“It’s over,” Burr said of the witness interviews, adding that the committee’s work will come out in five installments.
The first report, Burr said, will cover election security. That will be followed by additional reports reviewing the Obama administration’s handling of the Russian interference effort; social media’s role in the disruption campaign; the Senate panel’s assessment of the Obama-era intelligence committee’s conclusions about Russian interference; and a final assessment of the main questions surrounding the Trump campaign and whether it was engaged in a conspiracy with Russia.
“I’m guessing right now that it will be mid- to end of September,” Burr said of the fifth installment’s timing for public release. “I just don’t know how long it will take to declassify.”
All of the panel’s final conclusions remain under wraps, though it did release preliminary summaries of its work in 2018 on election security and the intelligence community assessment. Burr earlier this year also told CBS that the committee had not yet found any conspiracy between the Trump campaign and Russia — a statement that Warner disputed. Burr has also said the committee’s work would go beyond the contours of now-former special counsel Robert Mueller’s probe. Mueller concluded his probe in April after 22 months, announcing that he had not established a criminal conspiracy between the Trump campaign and Russia but declined to make a determination on whether the president had obstructed justice.
While Mueller is headed to testify July 17 before two House committees, Burr said he had no plans to bring the former FBI director in for public or private testimony.

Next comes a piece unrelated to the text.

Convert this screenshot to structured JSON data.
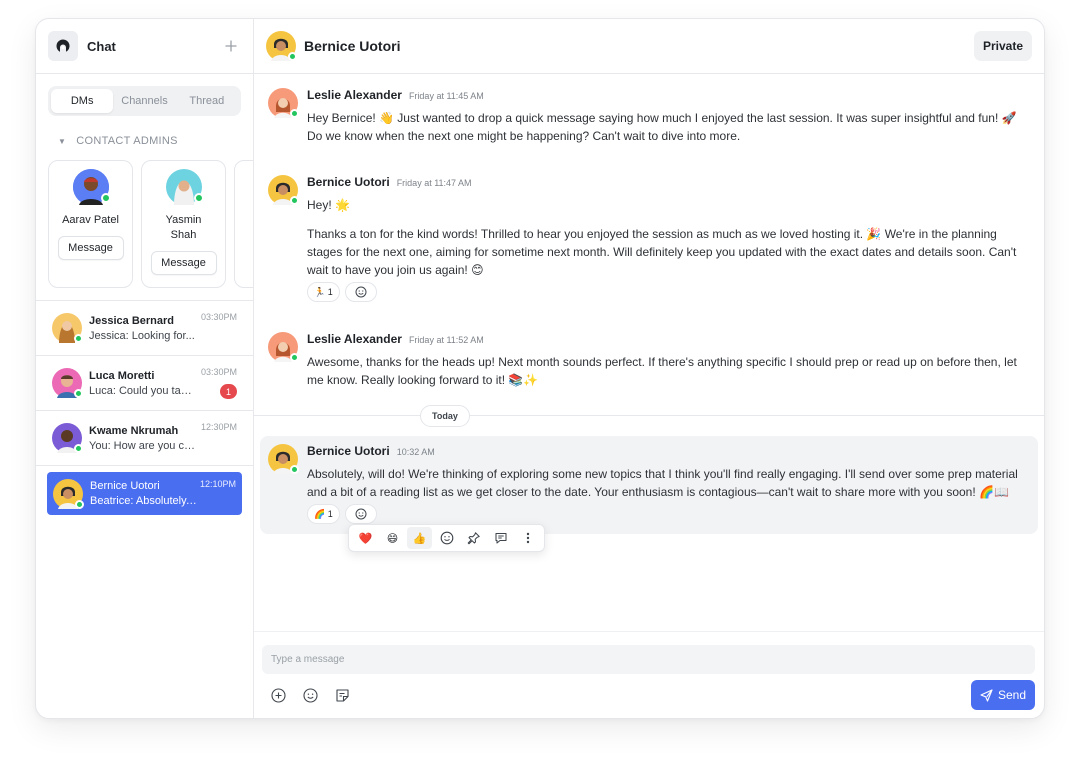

“I actually took him at his word that he put everything in the report that was relevant,” Burr said.